But all the other issues seem so far away, so meaningful to others but not to me. And I wonder if it's because I'm living on an island, or because I'm working only parttime, or because I'm getting older, or because my mind just doesn't want to wrap itself around negative things right now.

I don't feel like hashing over the PEW report or committing myself very avidly to either presidential candidate; I don't even feel like bashing Bush right now. Though some of the issues out there are truly horrifying, I can barely work up the energy to find out more about them.

Most likely it's normal weariness from a not-so-normal church year. The church year has been marked by excitement and tension over the building project underway; it's all going well, but folks are tired and stressed over the work involved, the many negotiations and the inevitable cost overruns that must be dealt with. And we're trying to predict all the possible changes we'll experience, so that they won't catch us unawares.

In any case, at AGM last weekend, I became aware of my apathy about big issues when I played hookey from all the workshops I'd signed up for and went for walks and even to the Tacoma Mall (gag!) for a brief time. Others were raving about chaordic this and canvass that and I couldn't have cared less, though I didn't let on. I did love sitting and talking with friends I rarely see, except for AGM, and my enthusiasm for that never waned!

In other news, Maxie went to the vet a couple of days ago to make sure he doesn't have a bladder infection, which he doesn't. And I am over my worry that I would have to find him a new home. We would miss him around here way too much. He's here for good. My friend Susan the animal communicator thinks it may have been a litterbox issue, so I've done something about that and am hopeful that it will do the trick. The dishwasher had gone on the fritz and it'll be repaired by tomorrow. The broken window in the front room was fixed this morning and the filter on the pump is under order and will be replaced soon. All these things have contributed to my anxiety and may be related to a lack of interest in bigger issues.

My sister and brother in law are coming to visit for the weekend and I am looking forward to spending some good time with them. Our little music group, for which I am the torch singer wannabe, is going to the Rockhoppers open mic tomorrow night to test three of our songs and that will be fun---and informative! I'll let you know how you can watch the webcam recording that they usually make for open mic, in case you're interested in seeing us do our thing.


LinguistFriend said...

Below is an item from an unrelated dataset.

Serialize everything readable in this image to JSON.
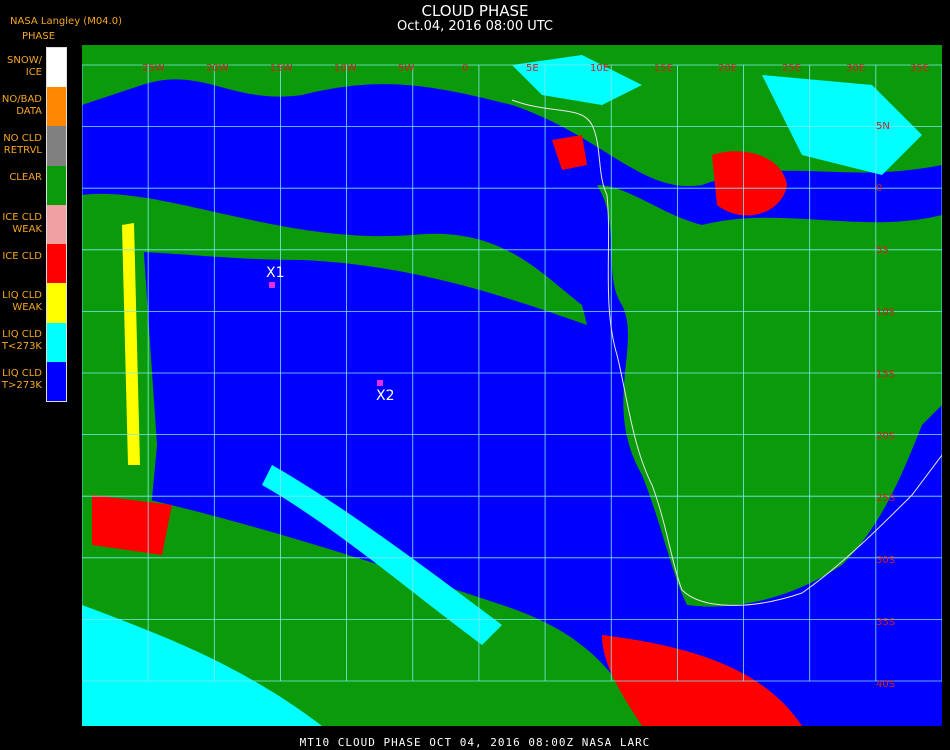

Hmm, I wonder whether my old computer would allow me to watch and hear you sing.
Good luck with Maxie. I have kept my bedroom door closed to animals for many years, both night and day, and have even forgotten the issues that led me to that policy.
You devote yourself entirely to the tasks before you, which are
enormous. I can't do that sort of multitasking, and can only admire you for dealing with as many topics as you do. I remember the rebuilding of our Canoga Park Emerson UU church after the '94 LA earthquake, and how many people's energies that took, although it was not a hands-on project, being a different sort of building and physical/legal environment. Your building project has to be done now, and the issues of the PEW report will be with us for a while.
By the way, I notice in the March 11 Christian Century a positive review of a new book "Why Liberal Churches are Growing" edd. Martyn Percy and Ian Markham, T & T Clark, pbk., which looks useful.

ms. kitty said...

Thanks for your reassuring remarks, LF. I am realizing, just having named the elephant in my life, that it is really more a case of lethargy than apathy.

I did a survey this morning for Rev. Debra Hafner's Institute and was reminded of how deeply I care about sexual and gender justice. But right now I'm too lethargic to do much about it and I know the issue will be there for many years to come.

Mile High Pixie said...

I have to say I'm relieved to hear that even the clergy get worn out on caring from time to time and have to do things like go to the mall or read People magazine or something of the sort. I try to keep up with issues, contribute to organizations, etc., but sometimes I just need to turn off NPR, listen to some cheezy 80s music, go pick out a new lipstick. Given time, I can get the mental recharge I need to come back and keep caring and fighting for what I believe in.

ms. kitty said...

Actually, it seems to be that just confessing my lethargy has helped to perk me up again. Whaddyaknow?

Elizabeth said...

Glad to hear that things are working out/have worked out better with little Max. Send all your kitties the best from the East Coast, and to you too, of course. As I write, one sits next to me and the other in my lap. Much peace, Elizabeth